EXERCISE GOAL:
Provide only the number of lines in the listing that contain the string "name".

========================================================================

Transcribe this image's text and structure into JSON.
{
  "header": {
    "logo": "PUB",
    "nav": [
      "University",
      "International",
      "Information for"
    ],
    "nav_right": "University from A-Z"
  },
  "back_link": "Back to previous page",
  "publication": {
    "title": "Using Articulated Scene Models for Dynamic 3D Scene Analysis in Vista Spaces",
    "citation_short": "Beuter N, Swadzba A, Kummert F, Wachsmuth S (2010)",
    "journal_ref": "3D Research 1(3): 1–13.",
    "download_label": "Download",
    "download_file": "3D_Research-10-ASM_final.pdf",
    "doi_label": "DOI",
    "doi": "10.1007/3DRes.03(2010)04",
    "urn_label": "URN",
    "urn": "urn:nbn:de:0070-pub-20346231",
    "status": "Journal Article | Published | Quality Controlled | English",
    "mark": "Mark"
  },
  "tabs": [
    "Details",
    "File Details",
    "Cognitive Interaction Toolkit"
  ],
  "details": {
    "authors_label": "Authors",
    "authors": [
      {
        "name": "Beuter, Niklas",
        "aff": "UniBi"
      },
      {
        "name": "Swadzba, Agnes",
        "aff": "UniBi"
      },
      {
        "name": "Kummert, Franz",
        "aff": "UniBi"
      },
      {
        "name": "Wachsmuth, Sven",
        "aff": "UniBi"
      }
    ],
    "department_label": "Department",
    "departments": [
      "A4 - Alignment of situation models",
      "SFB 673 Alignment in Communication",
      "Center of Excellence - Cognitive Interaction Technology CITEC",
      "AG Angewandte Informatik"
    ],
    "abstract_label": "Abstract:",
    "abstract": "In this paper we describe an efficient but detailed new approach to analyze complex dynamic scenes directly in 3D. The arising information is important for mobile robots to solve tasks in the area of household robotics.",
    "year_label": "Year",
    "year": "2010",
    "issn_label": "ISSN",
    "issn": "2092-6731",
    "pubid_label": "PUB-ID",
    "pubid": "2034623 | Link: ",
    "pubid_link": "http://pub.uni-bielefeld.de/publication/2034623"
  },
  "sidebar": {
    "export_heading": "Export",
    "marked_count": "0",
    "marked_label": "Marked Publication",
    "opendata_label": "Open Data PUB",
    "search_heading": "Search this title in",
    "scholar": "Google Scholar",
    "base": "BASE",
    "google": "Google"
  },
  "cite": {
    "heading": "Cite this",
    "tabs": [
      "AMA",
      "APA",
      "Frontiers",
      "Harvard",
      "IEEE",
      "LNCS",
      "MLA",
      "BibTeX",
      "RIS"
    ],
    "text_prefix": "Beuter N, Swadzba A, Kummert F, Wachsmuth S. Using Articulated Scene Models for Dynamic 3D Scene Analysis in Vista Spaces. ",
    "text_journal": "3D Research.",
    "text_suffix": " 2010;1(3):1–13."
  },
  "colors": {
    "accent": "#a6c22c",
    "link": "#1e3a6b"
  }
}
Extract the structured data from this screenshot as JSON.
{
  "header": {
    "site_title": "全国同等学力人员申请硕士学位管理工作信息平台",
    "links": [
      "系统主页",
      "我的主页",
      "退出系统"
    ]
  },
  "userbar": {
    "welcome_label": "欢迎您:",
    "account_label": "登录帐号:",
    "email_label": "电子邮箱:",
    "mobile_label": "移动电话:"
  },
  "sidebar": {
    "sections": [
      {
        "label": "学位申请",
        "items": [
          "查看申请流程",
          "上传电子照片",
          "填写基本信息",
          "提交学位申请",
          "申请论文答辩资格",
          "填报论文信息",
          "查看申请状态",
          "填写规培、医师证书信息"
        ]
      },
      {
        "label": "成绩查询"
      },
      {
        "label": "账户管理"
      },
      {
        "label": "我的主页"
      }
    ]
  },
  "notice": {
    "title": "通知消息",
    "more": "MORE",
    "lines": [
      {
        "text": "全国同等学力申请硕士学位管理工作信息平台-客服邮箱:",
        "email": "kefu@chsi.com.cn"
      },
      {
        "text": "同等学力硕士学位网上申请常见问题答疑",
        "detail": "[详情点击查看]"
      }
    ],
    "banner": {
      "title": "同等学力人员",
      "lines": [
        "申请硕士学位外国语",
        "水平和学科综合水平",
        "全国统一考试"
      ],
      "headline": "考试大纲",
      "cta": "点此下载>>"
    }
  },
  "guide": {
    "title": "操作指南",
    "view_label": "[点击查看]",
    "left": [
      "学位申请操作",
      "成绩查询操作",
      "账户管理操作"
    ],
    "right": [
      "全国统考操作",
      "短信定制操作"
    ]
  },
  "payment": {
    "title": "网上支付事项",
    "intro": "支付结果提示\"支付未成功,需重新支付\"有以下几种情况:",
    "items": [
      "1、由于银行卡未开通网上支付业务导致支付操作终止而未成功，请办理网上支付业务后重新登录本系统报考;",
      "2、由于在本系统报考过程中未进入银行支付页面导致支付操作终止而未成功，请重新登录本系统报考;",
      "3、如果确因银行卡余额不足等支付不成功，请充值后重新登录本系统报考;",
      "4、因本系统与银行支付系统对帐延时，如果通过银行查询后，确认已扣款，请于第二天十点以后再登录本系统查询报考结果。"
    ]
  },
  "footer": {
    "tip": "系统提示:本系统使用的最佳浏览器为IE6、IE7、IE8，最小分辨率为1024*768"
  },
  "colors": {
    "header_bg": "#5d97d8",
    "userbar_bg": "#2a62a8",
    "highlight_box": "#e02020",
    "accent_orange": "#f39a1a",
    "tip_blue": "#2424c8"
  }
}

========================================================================

OUTPUT FOR THIS TASK:
4